Change-UpJuly 22, 2009
One Night in Philadelphia
By Patrick Sullivan

Momentum doesn't exist in baseball, at least as far as I can tell. Last night's thriller in Philadelphia will probably not propel the Phillies to another 10 consecutive wins and by the same token, it's not yet time for Cubs fans to "wait 'til next year" either. But the game seemed to accentuate so much about the constitution and performance of each team in 2009. It was a great game, one of the very best I have seen this season, and yet even well before Jayson Werth's game-winning home run, I couldn't help but marvel at Philadelphia's resilience and Chicago's offensive futility

Phillies starter Joe Blanton is exactly the kind of pedestrian right-hander the Cubs pounded on in 2008. Blanton's ERA has improved a bit since last year but make no mistake, he's the same pitcher he has always been. He has good control, can mix in some decent strikeout numbers from time to time and still gives up the long ball with the best of them. Coming off of a 10-1 loss at the hands of Rodrigo Lopez (Rodrigo Lopez!) and in the thick of the NL Central, the Cubbies had a chance to bounce back against Blanton.

On the hill for Chicago was Rich Harden, sort of the anti-Blanton. Whereas Harden's former Oakland teammate puts up strong innings numbers at right around a league average clip, Harden battles injuries and inconsistency constantly but sports the potential to dazzle on a given night. His performance last evening against the National League's best lineup was yet another painful reminder of just how good the Cubs pitching has been this year with so little to show for it.

A look at the Cubs and Phillies rosters, and even their 2009 statistics, would suggest that the teams are not too far apart.

       OPS+   ERA+
PHI     107    96
CHC      88   114

The Phillies hit the hell out of the ball and pitch just ok, while the Cubs are lights out on the mound and can't hit for their lives. But look at their respective lineups (cOPS+ = career OPS+).

     PHI      cOPS+  CHI       cOPS+
C    Ruiz     79     Soto      112 
1B   Howard   141    Lee       122  
2B   Utley    131    Fontenot  99
3B   Feliz    85     Ramirez   113
SS   Rollins  97     Theriot   91
LF   Ibanez   116    Soriano   114
CF   Victrno  99     Fukudome  97
RF   Werth    112    Bradley   116

As constructed, it doesn't seem like there should be a whole lot of difference between the two clubs. And I suppose in reality, there is not. The Cubs are just 6.5 games worse than Philadelphia. It is easy to get swept up in the negativity that can surround a club and with such high expectations coming into this season and a high-profile free agent flop (to date) like Milton Bradley on the roster, the Chicago media is already trying to figure out whom to blame for the Cubs' failed campaign. And yet they are just two games out of a playoff spot. It's funny, too. I wonder how many in the Chicago media who are crushing the Cubs are card-carrying members of the "pitching wins" club.
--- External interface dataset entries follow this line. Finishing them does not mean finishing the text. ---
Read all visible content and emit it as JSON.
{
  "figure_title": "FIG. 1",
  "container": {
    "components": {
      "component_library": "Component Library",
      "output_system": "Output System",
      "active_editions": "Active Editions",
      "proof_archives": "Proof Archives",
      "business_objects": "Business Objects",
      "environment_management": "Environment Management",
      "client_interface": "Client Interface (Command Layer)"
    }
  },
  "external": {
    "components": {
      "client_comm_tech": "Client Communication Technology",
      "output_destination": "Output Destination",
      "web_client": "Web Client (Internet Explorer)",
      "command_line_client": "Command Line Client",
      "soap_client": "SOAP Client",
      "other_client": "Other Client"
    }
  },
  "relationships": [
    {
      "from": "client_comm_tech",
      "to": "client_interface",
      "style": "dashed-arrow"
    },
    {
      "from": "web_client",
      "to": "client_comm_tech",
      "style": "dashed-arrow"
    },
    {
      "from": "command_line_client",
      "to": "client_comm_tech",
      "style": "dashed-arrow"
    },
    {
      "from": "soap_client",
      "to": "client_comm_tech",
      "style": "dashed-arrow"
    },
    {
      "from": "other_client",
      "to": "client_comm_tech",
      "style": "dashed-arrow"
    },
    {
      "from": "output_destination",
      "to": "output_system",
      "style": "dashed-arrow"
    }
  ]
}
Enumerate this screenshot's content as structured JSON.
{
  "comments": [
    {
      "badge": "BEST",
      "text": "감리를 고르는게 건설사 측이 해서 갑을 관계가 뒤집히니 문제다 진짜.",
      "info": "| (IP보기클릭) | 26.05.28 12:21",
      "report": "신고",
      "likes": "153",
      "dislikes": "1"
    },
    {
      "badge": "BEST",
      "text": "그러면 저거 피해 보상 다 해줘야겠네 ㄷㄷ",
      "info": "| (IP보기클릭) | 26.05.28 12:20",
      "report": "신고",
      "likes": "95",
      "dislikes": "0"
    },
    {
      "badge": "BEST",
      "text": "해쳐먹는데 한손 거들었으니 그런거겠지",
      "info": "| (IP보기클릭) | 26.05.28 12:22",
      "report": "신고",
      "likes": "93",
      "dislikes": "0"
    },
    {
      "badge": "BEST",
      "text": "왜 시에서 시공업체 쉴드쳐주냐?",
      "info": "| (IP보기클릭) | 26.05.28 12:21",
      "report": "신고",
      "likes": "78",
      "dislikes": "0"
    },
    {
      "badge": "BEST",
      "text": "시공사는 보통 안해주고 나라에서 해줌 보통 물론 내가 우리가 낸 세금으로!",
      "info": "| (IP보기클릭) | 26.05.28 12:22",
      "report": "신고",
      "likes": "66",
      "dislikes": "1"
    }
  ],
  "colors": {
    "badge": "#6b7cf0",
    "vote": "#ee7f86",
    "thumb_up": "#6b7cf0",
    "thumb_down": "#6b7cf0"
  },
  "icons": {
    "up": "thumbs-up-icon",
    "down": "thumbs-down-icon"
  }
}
In last night's game, Chicago managed to take Philadelphia out of their comfort zone. The Phillies win by outslugging teams, but here they were at their hitter-friendly home ballpark going deep into the game in a 1-1 tie. Blanton and Harden were both very good, and then each handed the ball over to their respective bullpens. The relievers would somehow outdo both of them.

The devil is in the details, however. Both bullpens were excellent but here is what the Cubs mustered against Philadelphia relievers over the final six inning of the game. They managed to get on base just once when Brad Lidge plunked Aramis Ramirez. They saw just 61 pitches over that six-inning stretch. They did not get a hit, they could not work a walk. They rolled over. Philadelphia, on the other hand, saw 86 pitches in 5.2 innings. They made Chicago's bullpen work. Aesthetically, it was easy to tell the team that has been playing winning baseball and the one who has been underachieving all year, even as they were locked up 1-1 long into the night.

Here is the best analogy I can think of. Think of the 5th set of Wimbledon this year. Neither Andy Roddick nor Roger Federer could break the other, not until the 30th game at least. But that was because each dominated on their own serve. I liken the Cubs performance in extra innings last night to a tennis player that holds serve, only to make a bunch of unforced errors on their opponent's second serve. Sure Chicago's pitchers deserved credit for getting that far into the game but Cubby batters could not manage one base-runner against Chan Ho Park. Ryan Madson I understand, but Chan Ho Park!?!?

One mark of a great team is the ability to win games consistently in a variety of ways. Philadelphia hung tough for 12+ innings last night and finally delivered in dramatic fashion in the bottom half of the 13th. For their part, the Cubs pitched it well as they had all year but didn't hit and didn't show a whole lot of character. In other words, on a big stage in a big game playing the hottest team in baseball they squandered a golden opportunity - not by playing particularly badly but rather just by being the team they have been all season.